(This post was originally published on Brookings Institute's Center for Universal Education's blog page)
We all can point to model schools and impactful programs around the world that are helping more children go to school and learn well. Why is it then that the landscape of innovations succeeding at a local level often doesn’t translate to the systemic change needed to ensure all children have access to quality education and lifelong learning? While we are generating more evidence and engaging in more experimentation in education, we know much less about translating this into improved policies and practices at scale.
Science of Delivery: Moving beyond what to deliver to how to deliver it
This is where Science of Delivery comes in. Science of Delivery, a term coined by World Bank Group President Jim Yong Kim, is the collective and cumulative knowledge of delivery know-how that helps development practitioners make more informed decisions and produce consistent results on the ground. It emerges from the recognition that while sound technical knowledge is critical for effective interventions, we also need to improve our on-the-ground delivery know-how and develop a more systematic, collaborative, and cumulative understanding not only of what to deliver, but also how.
The Science of Delivery (SoD) approach has generated excitement among development experts, donors, and development agencies as the Global Delivery Initiative works to operationalize the SoD agenda within the World Bank to bring together existing, but all-too-often fragmented, knowledge of what works in international development.
In particular, GDI focuses on creating a common approach for capturing and using delivery know-how, as well as a common taxonomy for identifying and analyzing delivery challenges. Delivery challenges are those unexpected, non-technical problems that may prevent well-designed solutions from achieving results on the ground. With this aim in mind, GDI analyzed the findings of the case studies explored by Millions Learning, a project run by the Center for Universal Education (CUE) at the Brookings Institution, to identify delivery challenges and how they were addressed.

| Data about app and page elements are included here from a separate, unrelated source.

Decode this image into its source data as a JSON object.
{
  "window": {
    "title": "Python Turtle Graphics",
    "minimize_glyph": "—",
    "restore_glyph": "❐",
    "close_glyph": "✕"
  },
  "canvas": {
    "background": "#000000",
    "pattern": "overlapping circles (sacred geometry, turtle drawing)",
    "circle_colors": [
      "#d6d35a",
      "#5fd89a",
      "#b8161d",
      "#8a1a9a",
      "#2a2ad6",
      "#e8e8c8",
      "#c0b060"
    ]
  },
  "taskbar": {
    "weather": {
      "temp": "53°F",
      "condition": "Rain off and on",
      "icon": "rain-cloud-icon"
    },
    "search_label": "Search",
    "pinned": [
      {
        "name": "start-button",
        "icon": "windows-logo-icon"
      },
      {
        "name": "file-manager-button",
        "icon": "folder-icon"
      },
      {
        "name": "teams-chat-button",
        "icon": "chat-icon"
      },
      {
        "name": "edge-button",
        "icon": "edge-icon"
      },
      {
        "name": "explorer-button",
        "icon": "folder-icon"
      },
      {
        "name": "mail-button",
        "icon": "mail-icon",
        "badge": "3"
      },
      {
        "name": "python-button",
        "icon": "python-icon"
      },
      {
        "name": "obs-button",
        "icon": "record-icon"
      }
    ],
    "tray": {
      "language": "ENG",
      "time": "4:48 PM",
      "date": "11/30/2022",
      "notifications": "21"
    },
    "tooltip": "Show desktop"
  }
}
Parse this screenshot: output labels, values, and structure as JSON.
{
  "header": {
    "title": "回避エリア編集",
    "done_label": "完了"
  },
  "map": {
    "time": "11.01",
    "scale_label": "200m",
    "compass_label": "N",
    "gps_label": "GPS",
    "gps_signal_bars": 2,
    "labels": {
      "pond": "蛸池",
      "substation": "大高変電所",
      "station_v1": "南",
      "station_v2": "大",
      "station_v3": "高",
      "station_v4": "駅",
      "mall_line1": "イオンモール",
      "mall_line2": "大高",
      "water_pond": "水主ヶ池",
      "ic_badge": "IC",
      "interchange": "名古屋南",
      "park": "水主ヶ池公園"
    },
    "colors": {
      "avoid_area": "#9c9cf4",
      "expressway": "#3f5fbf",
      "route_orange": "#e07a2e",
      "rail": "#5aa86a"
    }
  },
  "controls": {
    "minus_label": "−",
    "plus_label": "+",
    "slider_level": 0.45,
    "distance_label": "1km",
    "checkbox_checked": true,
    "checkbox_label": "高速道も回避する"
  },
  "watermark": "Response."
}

In its report launched last year entitled, Millions Learning: Scaling up quality education in developing countries, CUE examined 14 education programs and policies from low- and middle-income countries where there has been large-scale improvement in learning among children and young people. These cases point to some concrete actions that help address the operational realities of implementing at scale and contribute to the development of a robust science of delivery.
Two Major Delivery Challenges
1. Poor quality indicators and data
A major delivery challenge facing education initiatives stems from challenges with indicators and data. Overambitious, misaligned, or poorly designed indicators prevent practitioners from capturing relevant information to inform programs and policies. Even more challenging, developing realistic indicators is only half the battle; reliable data that can be verified frequently do not exist.
The Millions Learning case studies revealed that data plays at least three central roles in the scaling process: motivating action to address a problem; shaping the design and implementation of the response; and sustaining the response. A key driver behind the success of one of the cases, Pratham, has been its emphasis on experimentation and learning. Over the past 20 years, Pratham has combined rigorous evidence with field-level experience to inform strategies and programs, multiplying its impact in the face of competing needs and resources.
Despite their successes, the cases underscored a clear need to strengthen regular and accessible data on children’s learning at all levels—from the individual to the classroom to the national level. Millions Learning also identified a significant need for more evidence on the actual process of scaling and practical guidance on how policymakers and practitioners can adapt and expand successful approaches at a regional or national level. CUE plans to work with partners to establish Real-time Scaling Labs, providing space for peer-to-peer learning among government officials, practitioners, funders, and researchers to address shared challenges and learn from each other in their efforts to expand quality education interventions.
2. Lack of coordination, including around financing
Experience within GDI shows that the successes and failures of service delivery reforms are as much about making appropriate policy design choices and fostering innovation as they are about the interplay between reform objectives and the everyday practices of those tasked with implementing reforms. Whether or not an initiative succeeds depends as much on how it is implemented as on its design. Consequently, many delivery challenges emerge from coordination issues, especially when the roles and responsibilities of different stakeholders are not clearly defined.
One coordination challenge identified in the Millions Learning report is around “middle phase funding,” the particularly important but often neglected phase between proof of concept and scale. To date, frameworks and policies calling for a clearer division of labor among funders have focused on financing across countries and sectors, but not on the phases or processes being financed. Bridging this middle phase gap requires greater clarity on what governments, investors, and donors fund and at which stage of the innovation-scaling cycle—from prototypes or ideas to national programs. It also requires greater coordination and segmentation of education financing, including more attention and support for this middle phase.
Plans are underway for phase two of Millions Learning, including establishing Real-time Scaling Labs in partnership with local institutions in a number of countries, which could provide some important insight and real-time guidance for other practitioners tackling similar delivery challenges. These lessons may also help to advance our understanding of the Science of Delivery, not only in education, but across other sectors.
What other implementation challenges and innovative ways to address those challenges have you found in your sector? Please share them with us in the comments section below.